India. I love her and I hate her. Ber Schizophrenia both reflects and enables mine. Or at least this is how it can sometimes seem, but then in reality there is no such single body as India and therefore any notion of a chasm’d mindset is a flawed one. Rather, there are as many India’s are there are languages spoken within her and eyes to look upon her and yet despite all of this she does somehow unify herself holistically; existing and breathing as one entity.
She is chaos. Her epicentre an explosion of polarized concepts and her peripheries a collision of competing realities. In city streets, Bollywood glamour strides passed unwashed bodies caked in dirt and neither look back to offer so much as a second glance. She is a land of holy mountains laden with trash and sacred rivers awash with sewage. She gave the world Karma Sutra and yet makes sex into taboo.
India is much more than a paradox. India is a battleground where tradition collides with modernity and the the sacred collapses into the profane. Telecommunication companies erect their towers beside ancient temples and people them with the first child in a 1000 year dynasty to eschew the life of a simply Brahman because call centre work pays better.
A precursory glance down any city street will confirm this. Women (when there are women to be seen that is…) in traditional sarees stroll besides those in jeans not to mention the ones in pajamas or cloaked in the modesty of a Burka.
There is of course another deeper dimension to India’s diversity as all manner of faiths exist, thrive and were even born here. A Nepali achieved enlightenment under an Indian tree and became the Buddha, India then exported this to Tibet just as it continues to export Hindu chic to the West. Sikhism maintains a proud presence and the trade-off during the colonial era was Latin Catholicism which continues to thrive in the south. Then of course, despite post partition tensions, the country remains a hub of Islam.
Never better than here do we see India’s “schizophrenia” manifest for on the one hand, she is the very picture of tolerance and harmony (from which an increasingly xenophobic, paranoid western world could learn) and yet at a moments notice, unspoken tensions flare up into violence, bloodshed and assassination.
There are over 500 languages spoken in India and 28 of these are considered major dialects. Consider that, it is around the same number of major dialects spoken in all of Europe. This is why India is often referred to as a sub-continent because India is in so many ways 100 or so countries wedged into one.
India as a coherent, cogent, single unified nation has only really existed since the British colonised her. Whether this unity was borne of the application of a single, official language (English), the railways knitting her together, or simply the defiant rebellion against a common oppressor is debatable.
Perhaps it is because of all of this that travelers often find India to be a bi-polaronic experience. They have the best of times and the worst of times with very little in the middle.
When I first arrived in India I hated it. I counted the days until I could leave and even priced up flights to take me away to absolutely fucking anywhere. But then I fell for India and was deeply saddened when the time came to leave Dharamsala and make the border dash.

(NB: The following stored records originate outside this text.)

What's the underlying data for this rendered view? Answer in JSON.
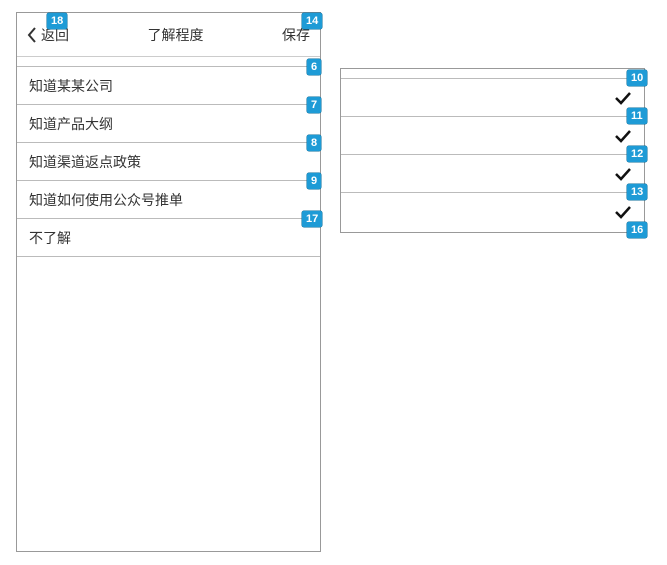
{
  "header": {
    "back_label": "返回",
    "title": "了解程度",
    "save_label": "保存"
  },
  "leftList": {
    "items": [
      {
        "label": "知道某某公司"
      },
      {
        "label": "知道产品大纲"
      },
      {
        "label": "知道渠道返点政策"
      },
      {
        "label": "知道如何使用公众号推单"
      },
      {
        "label": "不了解"
      }
    ]
  },
  "rightList": {
    "items": [
      {
        "checked": true
      },
      {
        "checked": true
      },
      {
        "checked": true
      },
      {
        "checked": true
      }
    ]
  },
  "badges": {
    "header_back": "18",
    "header_save": "14",
    "left_row0": "6",
    "left_row1": "7",
    "left_row2": "8",
    "left_row3": "9",
    "left_row4": "17",
    "right_top": "10",
    "right_row0": "11",
    "right_row1": "12",
    "right_row2": "13",
    "right_row3": "16"
  },
  "colors": {
    "badge_bg": "#1e9bd6"
  }
}
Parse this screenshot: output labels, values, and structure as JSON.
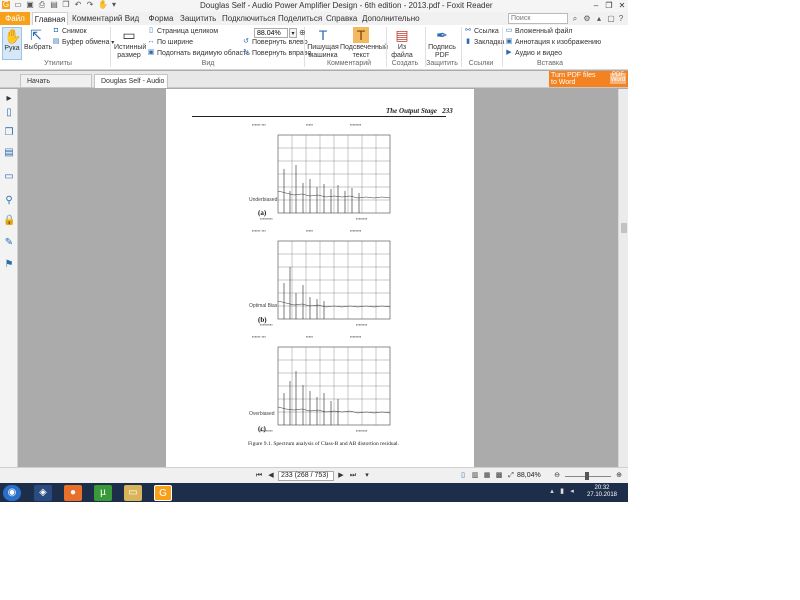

Although the said border dash (with its sub-standard busses, useless staff and weird passengers) served to remind me exactly why I had hated the country so much in the first place.

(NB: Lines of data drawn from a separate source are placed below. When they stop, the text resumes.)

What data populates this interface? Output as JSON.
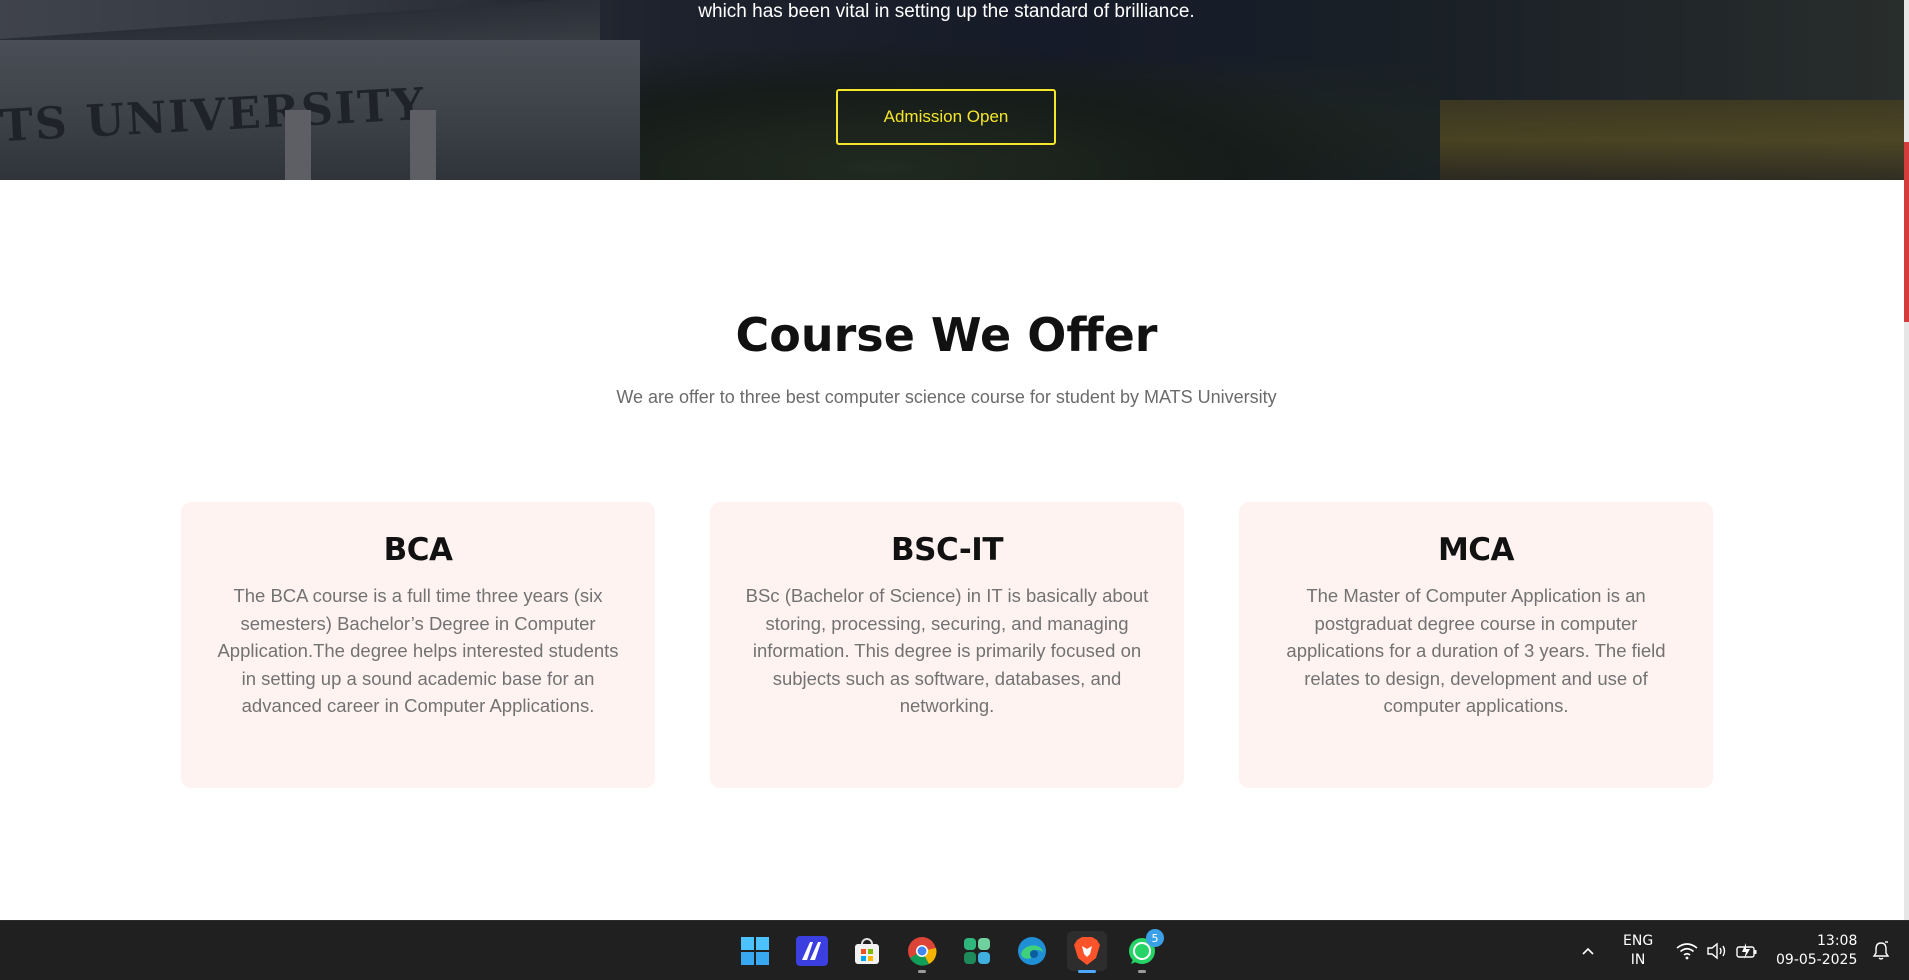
{
  "hero": {
    "tagline": "which has been vital in setting up the standard of brilliance.",
    "admission_button": "Admission Open",
    "sign_text": "TS UNIVERSITY"
  },
  "courses": {
    "title": "Course We Offer",
    "subtitle": "We are offer to three best computer science course for student by MATS University",
    "items": [
      {
        "name": "BCA",
        "description": "The BCA course is a full time three years (six semesters) Bachelor’s Degree in Computer Application.The degree helps interested students in setting up a sound academic base for an advanced career in Computer Applications."
      },
      {
        "name": "BSC-IT",
        "description": "BSc (Bachelor of Science) in IT is basically about storing, processing, securing, and managing information. This degree is primarily focused on subjects such as software, databases, and networking."
      },
      {
        "name": "MCA",
        "description": "The Master of Computer Application is an postgraduat degree course in computer applications for a duration of 3 years. The field relates to design, development and use of computer applications."
      }
    ]
  },
  "colors": {
    "accent_button": "#f5e62a",
    "card_background": "#fff3f2",
    "scroll_thumb": "#d43b3b",
    "taskbar": "#202020"
  },
  "taskbar": {
    "apps": [
      {
        "name": "start",
        "icon": "windows-logo-icon"
      },
      {
        "name": "ai-app",
        "icon": "ai-slash-icon"
      },
      {
        "name": "store",
        "icon": "store-bag-icon"
      },
      {
        "name": "chrome",
        "icon": "chrome-icon"
      },
      {
        "name": "app-green",
        "icon": "clover-app-icon"
      },
      {
        "name": "edge",
        "icon": "edge-icon"
      },
      {
        "name": "brave",
        "icon": "brave-lion-icon",
        "active": true
      },
      {
        "name": "whatsapp",
        "icon": "whatsapp-icon",
        "badge": "5"
      }
    ],
    "language_line1": "ENG",
    "language_line2": "IN",
    "time": "13:08",
    "date": "09-05-2025"
  }
}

India now seems to be emerging as an economic powerhouse, a centre of innovation and is rivalling China for domination and influence in Asia (India of course knows a thing or two about Imperialism haven’t learned from the best). From what I could see around me, this prosperity does not appear to have trickled very far down yet and there is evidence of massive inequality and punishing poverty all around. But then again there always was here and this is merely yet another example of her paradoxical nature, she is a beggar clothed in silk and an empress dressed in rags.
India will defy, reject and yet absorb and encompass any definition you try to impose on her. She will continue to intrigue, fascinate, divide and unite travellers for generations to come. She is nothing you expect and yet still everything you wanted her to be. She is simply India and I shall be sure to return.